The problem:
Lines containing the word "Специальный" are to be copied from the data below.

Data records:
####################

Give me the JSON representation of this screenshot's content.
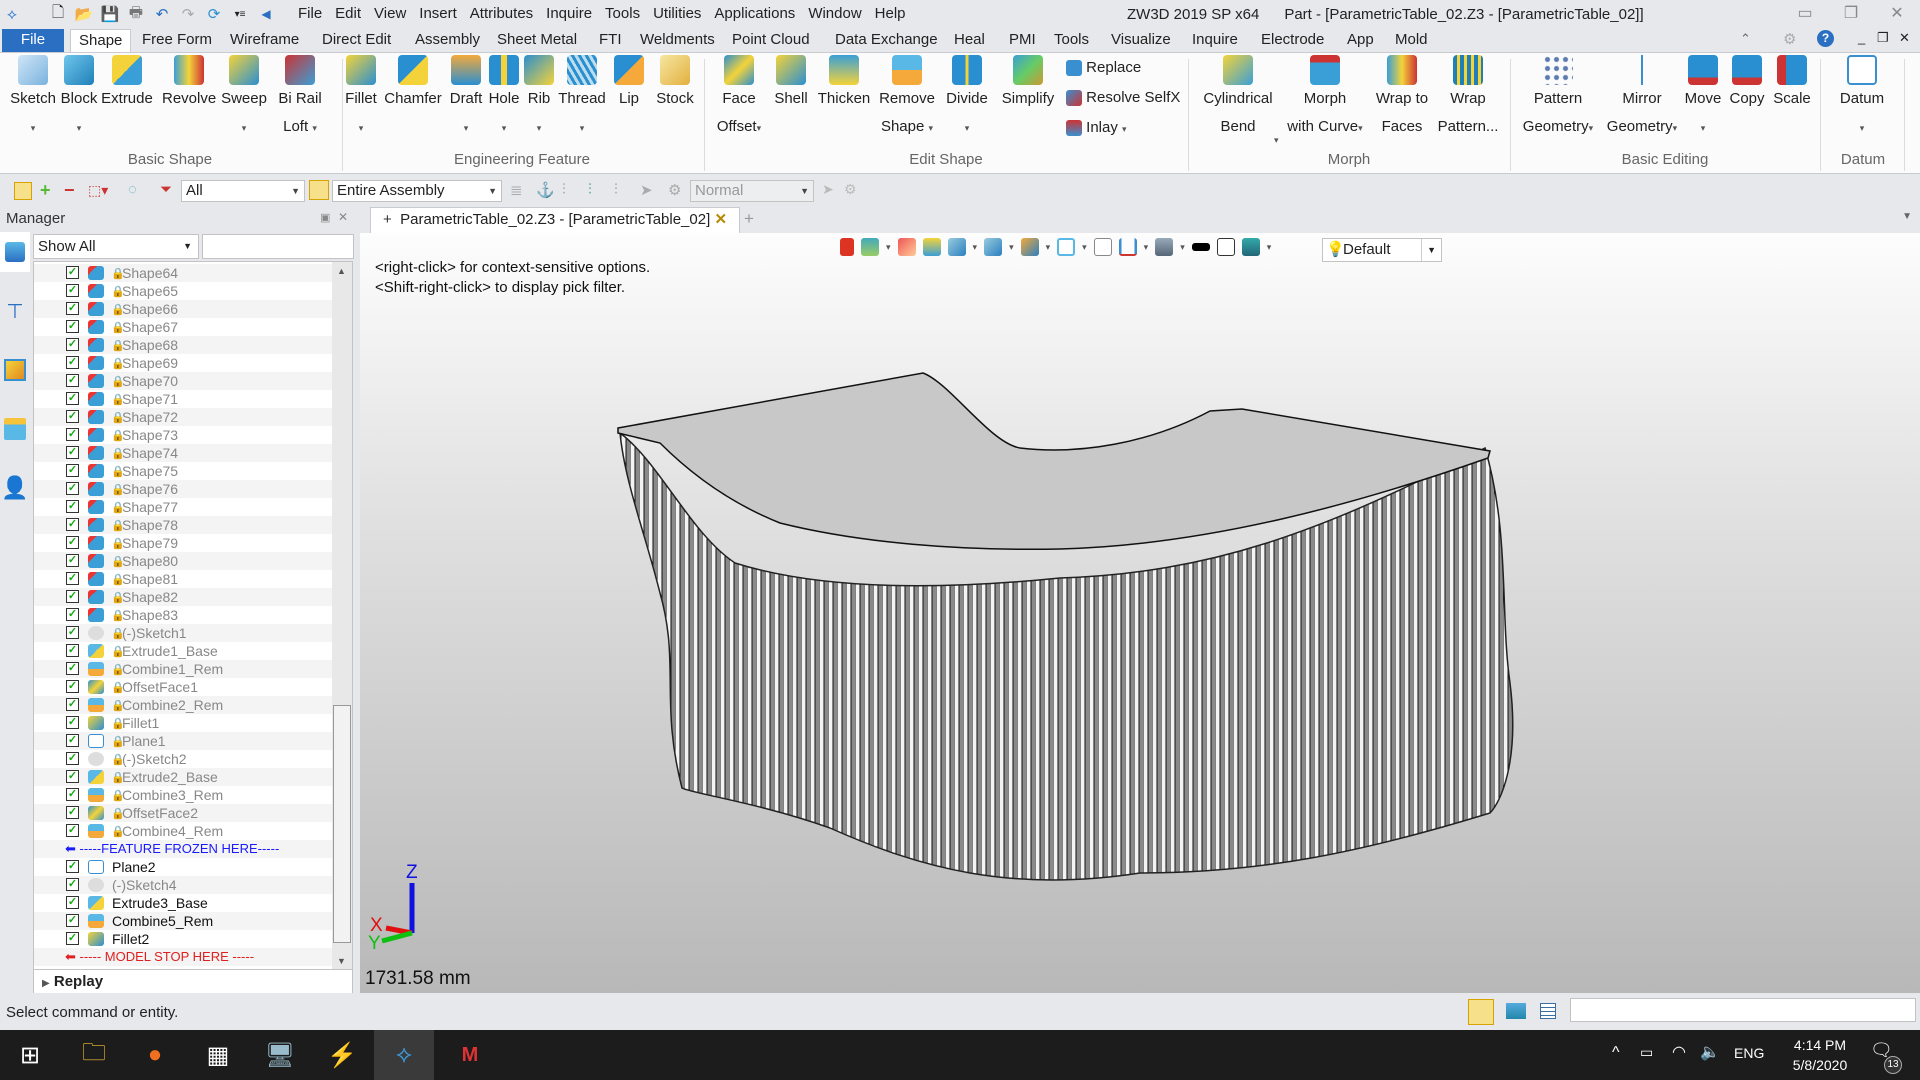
{
  "titlebar": {
    "app_title": "ZW3D 2019 SP x64",
    "doc_title": "Part - [ParametricTable_02.Z3 - [ParametricTable_02]]",
    "menu": [
      "File",
      "Edit",
      "View",
      "Insert",
      "Attributes",
      "Inquire",
      "Tools",
      "Utilities",
      "Applications",
      "Window",
      "Help"
    ]
  },
  "ribbon_tabs": [
    "File",
    "Shape",
    "Free Form",
    "Wireframe",
    "Direct Edit",
    "Assembly",
    "Sheet Metal",
    "FTI",
    "Weldments",
    "Point Cloud",
    "Data Exchange",
    "Heal",
    "PMI",
    "Tools",
    "Visualize",
    "Inquire",
    "Electrode",
    "App",
    "Mold"
  ],
  "ribbon_active_tab": "Shape",
  "ribbon": {
    "groups": [
      "Basic Shape",
      "Engineering Feature",
      "Edit Shape",
      "Morph",
      "Basic Editing",
      "Datum"
    ],
    "buttons": [
      {
        "l1": "Sketch",
        "l2": ""
      },
      {
        "l1": "Block",
        "l2": ""
      },
      {
        "l1": "Extrude",
        "l2": ""
      },
      {
        "l1": "Revolve",
        "l2": ""
      },
      {
        "l1": "Sweep",
        "l2": ""
      },
      {
        "l1": "Bi Rail",
        "l2": "Loft"
      },
      {
        "l1": "Fillet",
        "l2": ""
      },
      {
        "l1": "Chamfer",
        "l2": ""
      },
      {
        "l1": "Draft",
        "l2": ""
      },
      {
        "l1": "Hole",
        "l2": ""
      },
      {
        "l1": "Rib",
        "l2": ""
      },
      {
        "l1": "Thread",
        "l2": ""
      },
      {
        "l1": "Lip",
        "l2": ""
      },
      {
        "l1": "Stock",
        "l2": ""
      },
      {
        "l1": "Face",
        "l2": "Offset"
      },
      {
        "l1": "Shell",
        "l2": ""
      },
      {
        "l1": "Thicken",
        "l2": ""
      },
      {
        "l1": "Remove",
        "l2": "Shape"
      },
      {
        "l1": "Divide",
        "l2": ""
      },
      {
        "l1": "Simplify",
        "l2": ""
      },
      {
        "l1": "Cylindrical",
        "l2": "Bend"
      },
      {
        "l1": "Morph",
        "l2": "with Curve"
      },
      {
        "l1": "Wrap to",
        "l2": "Faces"
      },
      {
        "l1": "Wrap",
        "l2": "Pattern..."
      },
      {
        "l1": "Pattern",
        "l2": "Geometry"
      },
      {
        "l1": "Mirror",
        "l2": "Geometry"
      },
      {
        "l1": "Move",
        "l2": ""
      },
      {
        "l1": "Copy",
        "l2": ""
      },
      {
        "l1": "Scale",
        "l2": ""
      },
      {
        "l1": "Datum",
        "l2": ""
      }
    ],
    "small_buttons": [
      "Replace",
      "Resolve SelfX",
      "Inlay"
    ]
  },
  "toolbar2": {
    "filter": "All",
    "scope": "Entire Assembly",
    "mode": "Normal"
  },
  "manager": {
    "title": "Manager",
    "show": "Show All",
    "replay": "Replay",
    "rows": [
      {
        "t": "Shape64",
        "k": "shape",
        "lock": true
      },
      {
        "t": "Shape65",
        "k": "shape",
        "lock": true
      },
      {
        "t": "Shape66",
        "k": "shape",
        "lock": true
      },
      {
        "t": "Shape67",
        "k": "shape",
        "lock": true
      },
      {
        "t": "Shape68",
        "k": "shape",
        "lock": true
      },
      {
        "t": "Shape69",
        "k": "shape",
        "lock": true
      },
      {
        "t": "Shape70",
        "k": "shape",
        "lock": true
      },
      {
        "t": "Shape71",
        "k": "shape",
        "lock": true
      },
      {
        "t": "Shape72",
        "k": "shape",
        "lock": true
      },
      {
        "t": "Shape73",
        "k": "shape",
        "lock": true
      },
      {
        "t": "Shape74",
        "k": "shape",
        "lock": true
      },
      {
        "t": "Shape75",
        "k": "shape",
        "lock": true
      },
      {
        "t": "Shape76",
        "k": "shape",
        "lock": true
      },
      {
        "t": "Shape77",
        "k": "shape",
        "lock": true
      },
      {
        "t": "Shape78",
        "k": "shape",
        "lock": true
      },
      {
        "t": "Shape79",
        "k": "shape",
        "lock": true
      },
      {
        "t": "Shape80",
        "k": "shape",
        "lock": true
      },
      {
        "t": "Shape81",
        "k": "shape",
        "lock": true
      },
      {
        "t": "Shape82",
        "k": "shape",
        "lock": true
      },
      {
        "t": "Shape83",
        "k": "shape",
        "lock": true
      },
      {
        "t": "(-)Sketch1",
        "k": "sketch",
        "lock": true
      },
      {
        "t": "Extrude1_Base",
        "k": "extrude",
        "lock": true
      },
      {
        "t": "Combine1_Rem",
        "k": "combine",
        "lock": true
      },
      {
        "t": "OffsetFace1",
        "k": "offset",
        "lock": true
      },
      {
        "t": "Combine2_Rem",
        "k": "combine",
        "lock": true
      },
      {
        "t": "Fillet1",
        "k": "fillet",
        "lock": true
      },
      {
        "t": "Plane1",
        "k": "plane",
        "lock": true
      },
      {
        "t": "(-)Sketch2",
        "k": "sketch",
        "lock": true
      },
      {
        "t": "Extrude2_Base",
        "k": "extrude",
        "lock": true
      },
      {
        "t": "Combine3_Rem",
        "k": "combine",
        "lock": true
      },
      {
        "t": "OffsetFace2",
        "k": "offset",
        "lock": true
      },
      {
        "t": "Combine4_Rem",
        "k": "combine",
        "lock": true
      },
      {
        "t": "-----FEATURE FROZEN HERE-----",
        "k": "frozen",
        "lock": false
      },
      {
        "t": "Plane2",
        "k": "plane",
        "lock": false
      },
      {
        "t": "(-)Sketch4",
        "k": "sketch",
        "lock": false
      },
      {
        "t": "Extrude3_Base",
        "k": "extrude",
        "lock": false
      },
      {
        "t": "Combine5_Rem",
        "k": "combine",
        "lock": false
      },
      {
        "t": "Fillet2",
        "k": "fillet",
        "lock": false
      },
      {
        "t": "----- MODEL STOP HERE -----",
        "k": "stop",
        "lock": false
      }
    ]
  },
  "viewport": {
    "tab": "ParametricTable_02.Z3 - [ParametricTable_02]",
    "hint1": "<right-click> for context-sensitive options.",
    "hint2": "<Shift-right-click> to display pick filter.",
    "render_style": "Default",
    "scale": "1731.58 mm",
    "axes": {
      "x": "X",
      "y": "Y",
      "z": "Z"
    }
  },
  "status": {
    "text": "Select command or entity."
  },
  "taskbar": {
    "time": "4:14 PM",
    "date": "5/8/2020",
    "lang": "ENG",
    "notifications": "13"
  },
  "colors": {
    "file_tab": "#2a6fc2",
    "frozen": "#1a1aff",
    "stop": "#e02020"
  }
}
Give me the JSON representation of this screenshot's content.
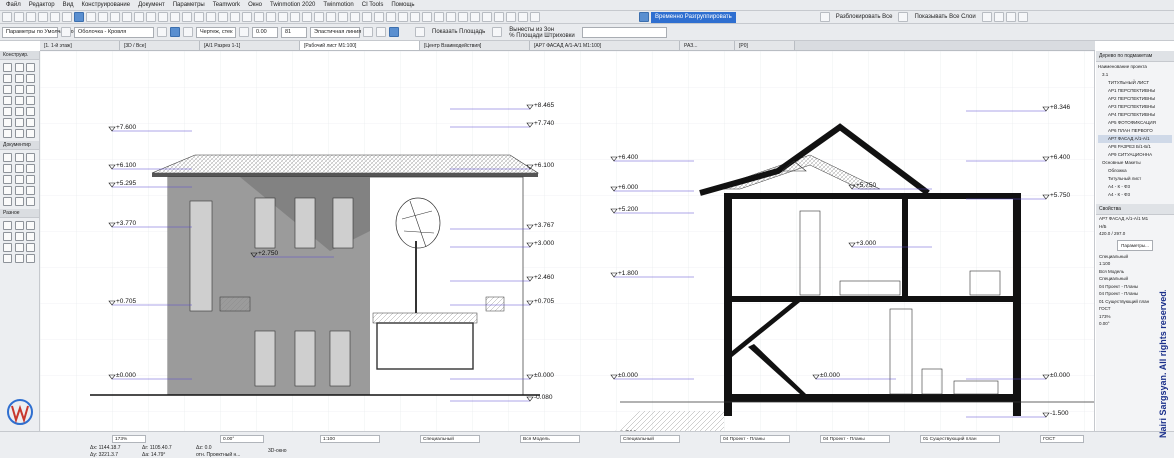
{
  "menu": [
    "Файл",
    "Редактор",
    "Вид",
    "Конструирование",
    "Документ",
    "Параметры",
    "Teamwork",
    "Окно",
    "Twinmotion 2020",
    "Twinmotion",
    "CI Tools",
    "Помощь"
  ],
  "toolbar1": {
    "temp_group": "Временно Разгруппировать",
    "ungroup_all": "Разблокировать Все",
    "show_all_layers": "Показывать Все Слои"
  },
  "toolbar2": {
    "info_label": "Параметры по Умолчанию",
    "layer": "Оболочка - Кровля",
    "pen_field": "Чертеж, стек",
    "val1": "0.00",
    "val2": "81",
    "show_area": "Показать Площадь",
    "take_from_zone": "Вынесты из Зон",
    "area_note": "% Площади Штриховки",
    "pen_label": "Эластичная линия"
  },
  "tabs": [
    {
      "label": "[1. 1-й этаж]",
      "active": false
    },
    {
      "label": "[3D / Все]",
      "active": false
    },
    {
      "label": "[А/1 Разрез 1-1]",
      "active": false
    },
    {
      "label": "[Рабочий лист М1:100]",
      "active": true
    },
    {
      "label": "[Центр Взаимодействия]",
      "active": false
    },
    {
      "label": "[АР7 ФАСАД А/1-А/1 М1:100]",
      "active": false
    },
    {
      "label": "РАЗ...",
      "active": false
    },
    {
      "label": "[Р0]",
      "active": false
    }
  ],
  "left_sections": [
    "Конструир.",
    "Документир",
    "Разное"
  ],
  "left_labels": {
    "a1": "А1",
    "text_a": "A"
  },
  "elevation": {
    "levels": [
      "+8.465",
      "+7.740",
      "+7.600",
      "+6.100",
      "+6.100",
      "+5.295",
      "+3.770",
      "+3.767",
      "+3.000",
      "+2.750",
      "+2.460",
      "+0.705",
      "+0.705",
      "±0.000",
      "±0.000",
      "-0.080"
    ]
  },
  "section": {
    "levels": [
      "+8.346",
      "+6.400",
      "+6.400",
      "+6.000",
      "+5.750",
      "+5.750",
      "+5.200",
      "+3.000",
      "+1.800",
      "±0.000",
      "±0.000",
      "±0.000",
      "-1.500",
      "-1.500"
    ]
  },
  "right_panel": {
    "navigator_title": "Дерево по подмакетам",
    "project_name": "Наименование проекта",
    "tree": [
      "3.1",
      "ТИТУЛЬНЫЙ ЛИСТ",
      "АР1 ПЕРСПЕКТИВНЫ",
      "АР2 ПЕРСПЕКТИВНЫ",
      "АР3 ПЕРСПЕКТИВНЫ",
      "АР4 ПЕРСПЕКТИВНЫ",
      "АР5 ФОТОФИКСАЦИЯ",
      "АР6 ПЛАН ПЕРВОГО",
      "АР7 ФАСАД А/1-А/1",
      "АР8 РАЗРЕЗ Б/1-Б/1",
      "АР9 СИТУАЦИОННА",
      "Основные Макеты",
      "Обложка",
      "Титульный лист",
      "А4 - К - Ф3",
      "А4 - К - Ф3"
    ],
    "selected_tree": "АР7 ФАСАД А/1-А/1",
    "props_title": "Свойства",
    "prop_id": "АР7",
    "prop_name": "ФАСАД А/1-А/1 М1",
    "prop_num": "Н/Б",
    "prop_size": "420.0 / 297.0",
    "params_btn": "Параметры...",
    "props": [
      "Специальный",
      "1:100",
      "Вся Модель",
      "Специальный",
      "04 Проект - Планы",
      "04 Проект - Планы",
      "01 Существующий план",
      "ГОСТ",
      "173%",
      "0.00°"
    ]
  },
  "status": {
    "zoom": "173%",
    "angle": "0.00°",
    "scale": "1:100",
    "layer_combo": "Специальный",
    "model": "Вся Модель",
    "special2": "Специальный",
    "pen_set": "04 Проект - Планы",
    "mvo": "04 Проект - Планы",
    "renovation": "01 Существующий план",
    "dim": "ГОСТ",
    "coord_x": "Δx: 1144.18.7",
    "coord_y": "Δy: 3221.3.7",
    "coord_d": "Δr: 1105.40.7",
    "coord_a": "Δa: 14.79°",
    "coord_z": "Δz: 0.0",
    "ref": "отн. Проектный н...",
    "view3d": "3D-окно"
  },
  "watermark": "Nairi Sargsyan. All rights reserved."
}
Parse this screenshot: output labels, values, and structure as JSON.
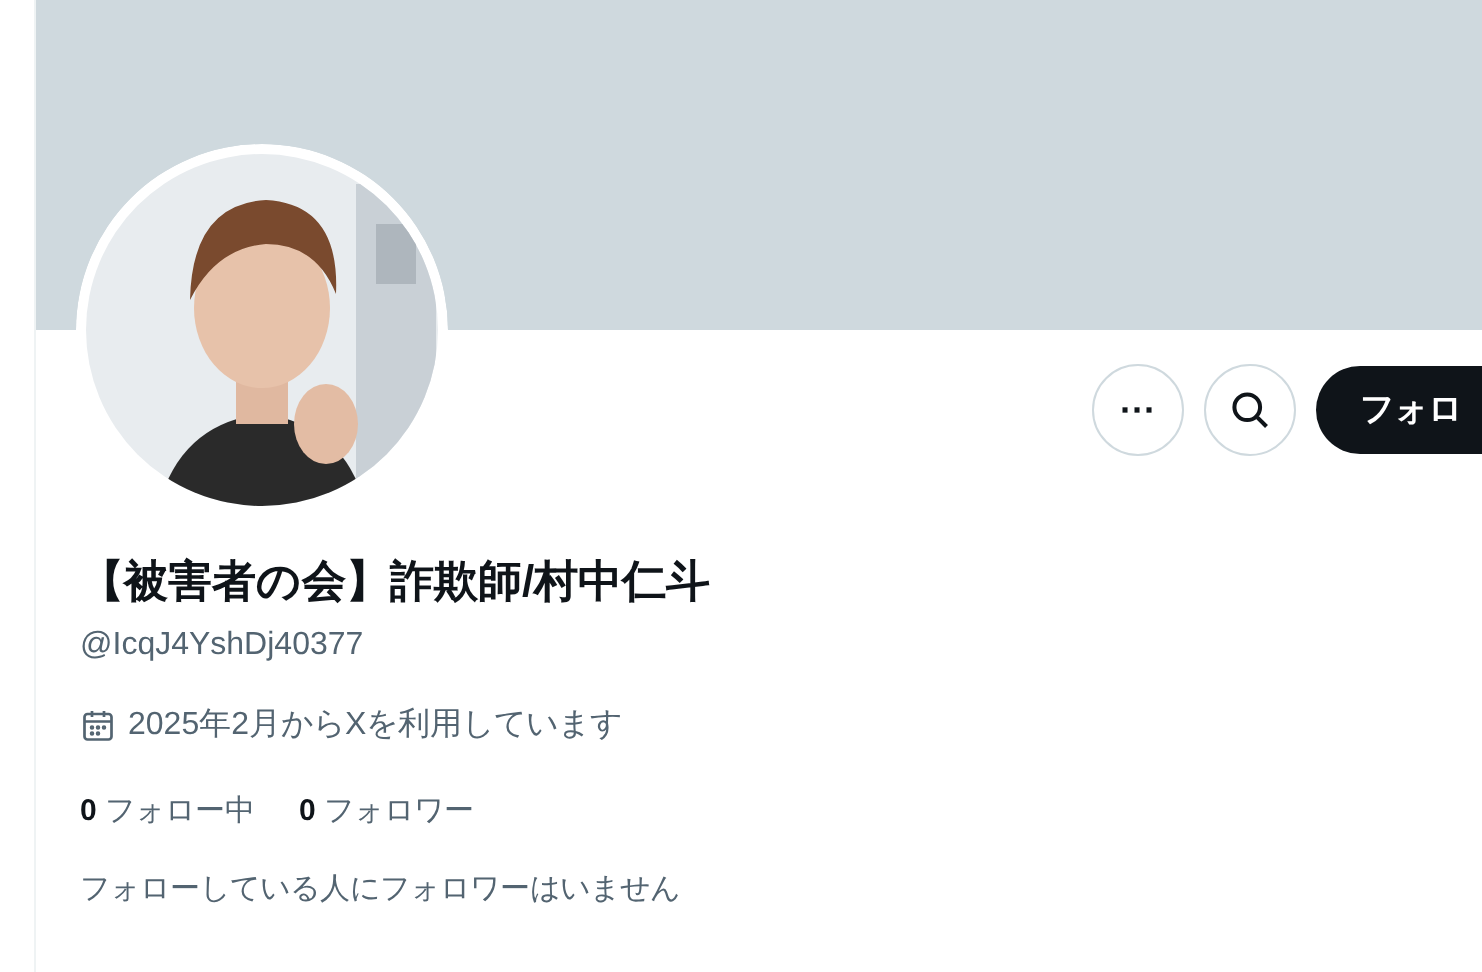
{
  "profile": {
    "name": "【被害者の会】詐欺師/村中仁斗",
    "handle": "@IcqJ4YshDj40377",
    "joined": "2025年2月からXを利用しています",
    "stats": [
      {
        "count": "0",
        "label": "フォロー中"
      },
      {
        "count": "0",
        "label": "フォロワー"
      }
    ],
    "followers_note": "フォローしている人にフォロワーはいません"
  },
  "actions": {
    "more": "···",
    "follow": "フォロ"
  }
}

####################

Answer to this problem:
      "Специальный",
      "Специальный",
    "layer_combo": "Специальный",
    "special2": "Специальный",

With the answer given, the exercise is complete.